Chemist Hardy Awarded Fulbright for Research toward a Potential Alzheimer’s Treatment
July 22, 2013
Contact: Wesley Blixt 413/545-0444
AMHERST, Mass. – Jeanne Hardy, associate professor of chemistry at the University of Massachusetts Amherst, will spend next spring and summer in Paris studying the shape and structure of a protein that is the focus of increasingly intense interest as a target in the fight against Alzheimer’s disease.
Hardy has received a Fulbright Scholar award from the Council for International Exchange of Scholars to pursue the research.
Working at the Pasteur Institute in Paris, Hardy will use nuclear magnetic resonance spectroscopy, or NMR, to study the shape of the caspase-6 protein, which is thought to be a highly promising target for new drugs in Alzheimer’s disease therapy.
In order to target caspase-6, says Hardy, it is necessary to make sure that other similar proteins are not being affected. Her lab has discovered that, unlike other caspases, caspase-6 can fold part of itself into a helix.

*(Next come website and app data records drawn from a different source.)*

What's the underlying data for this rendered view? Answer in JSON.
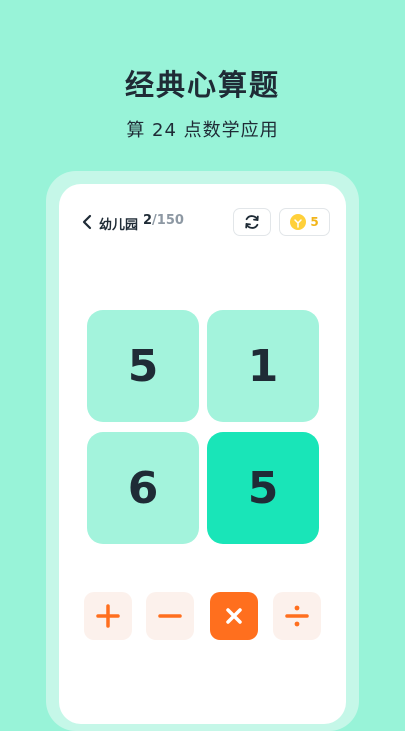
{
  "promo": {
    "headline": "经典心算题",
    "subline": "算 24 点数学应用"
  },
  "header": {
    "level_name": "幼儿园",
    "current": "2",
    "total": "/150",
    "hints": "5"
  },
  "cards": [
    {
      "value": "5",
      "selected": false
    },
    {
      "value": "1",
      "selected": false
    },
    {
      "value": "6",
      "selected": false
    },
    {
      "value": "5",
      "selected": true
    }
  ],
  "operators": [
    {
      "name": "add",
      "symbol": "plus-icon",
      "active": false
    },
    {
      "name": "subtract",
      "symbol": "minus-icon",
      "active": false
    },
    {
      "name": "multiply",
      "symbol": "times-icon",
      "active": true
    },
    {
      "name": "divide",
      "symbol": "divide-icon",
      "active": false
    }
  ],
  "colors": {
    "background": "#98f3d8",
    "card": "#a3f3dc",
    "card_selected": "#19e5b8",
    "operator": "#ff6f1e",
    "operator_bg": "#fcf1ec"
  }
}
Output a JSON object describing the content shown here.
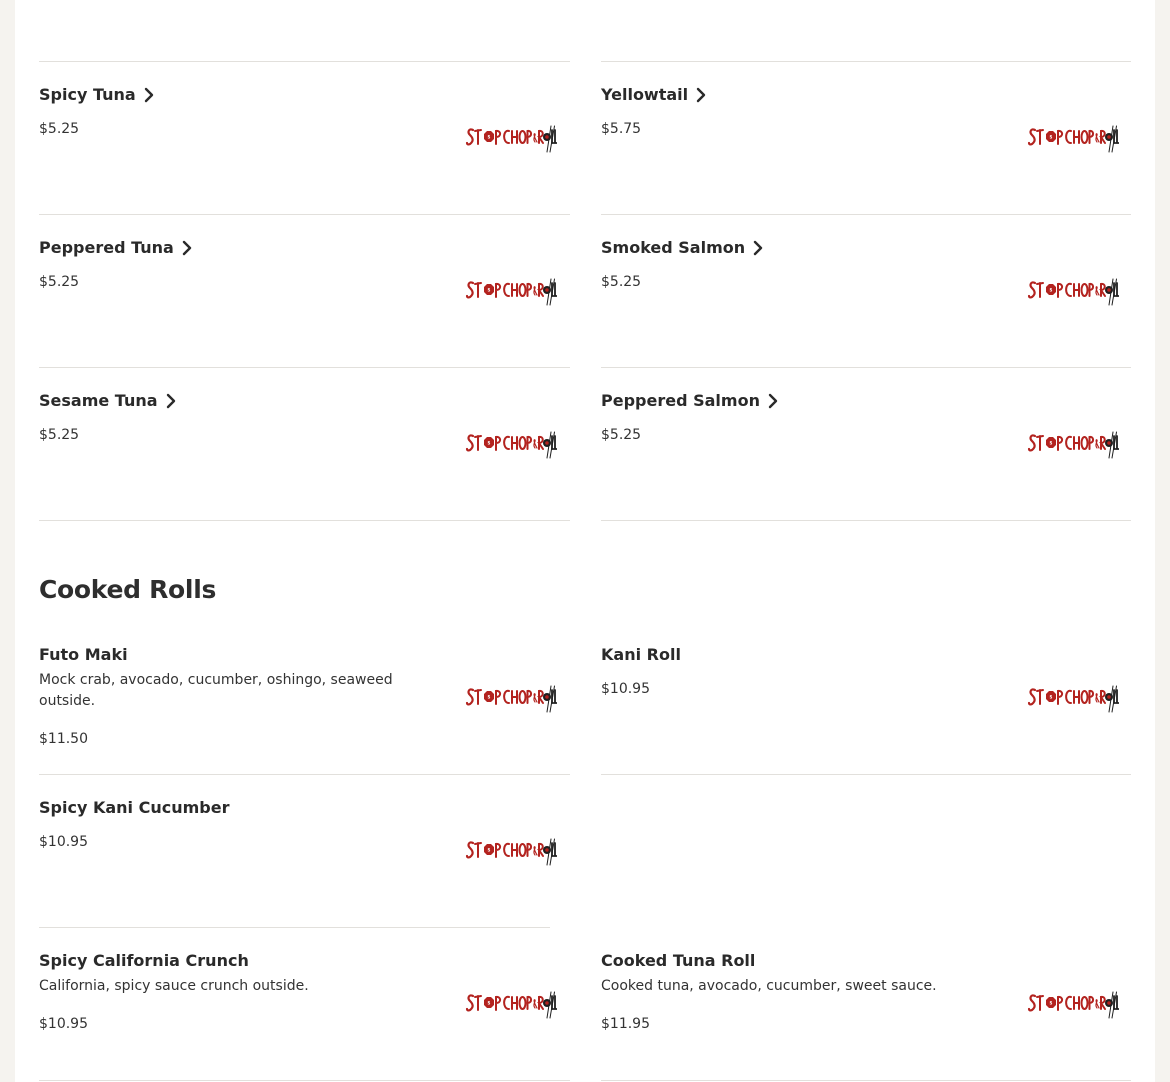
{
  "brand": {
    "logo_text": "STOP CHOP & ROLL",
    "logo_icon": "stop-chop-roll-logo",
    "colors": {
      "red": "#b3231f",
      "dark": "#2a2a2a"
    }
  },
  "sections": {
    "sashimi_items": [
      {
        "name": "Spicy Tuna",
        "price": "$5.25"
      },
      {
        "name": "Yellowtail",
        "price": "$5.75"
      },
      {
        "name": "Peppered Tuna",
        "price": "$5.25"
      },
      {
        "name": "Smoked Salmon",
        "price": "$5.25"
      },
      {
        "name": "Sesame Tuna",
        "price": "$5.25"
      },
      {
        "name": "Peppered Salmon",
        "price": "$5.25"
      }
    ],
    "cooked_rolls": {
      "title": "Cooked Rolls",
      "items": [
        {
          "name": "Futo Maki",
          "description": "Mock crab, avocado, cucumber, oshingo, seaweed outside.",
          "price": "$11.50"
        },
        {
          "name": "Kani Roll",
          "price": "$10.95"
        },
        {
          "name": "Spicy Kani Cucumber",
          "price": "$10.95"
        },
        {
          "name": "Spicy California Crunch",
          "description": "California, spicy sauce crunch outside.",
          "price": "$10.95"
        },
        {
          "name": "Cooked Tuna Roll",
          "description": "Cooked tuna, avocado, cucumber, sweet sauce.",
          "price": "$11.95"
        }
      ]
    }
  }
}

That helix (a piece of a protein shaped like a telephone cord) makes it much more possible to target specifically.
Hardy notes that, by 2050, Alzheimer’s disease promises to become the single largest medical expense for the U.S., at an estimated cost of $1.1 trillion.
“This situation will only worsen with the graying of society in the developed world,” she said. “The goal of this project is to determine the structure of caspase-6 by NMR. Achieving this goal will allow us to make better caspase-6-directed Alzheimer’s therapies that target the helical conformation.”
Hardy has described caspases as “molecular scissors that cut certain key proteins in the cell, leading to apoptosis or cell suicide.”
In April, Hardy won the seventh annual Armstrong Fund for Science Award, which this year is granting $30,000 over two years to encourage transformative research that introduces new ways of thinking about pressing scientific or technical challenges.
Hardy will be accompanied to Paris by her husband, UMass Amherst associate professor of Asian languages and literatures Bruce Baird, and their two young sons. Baird will study the impact of the Japanese art form butô on the French and international art scenes.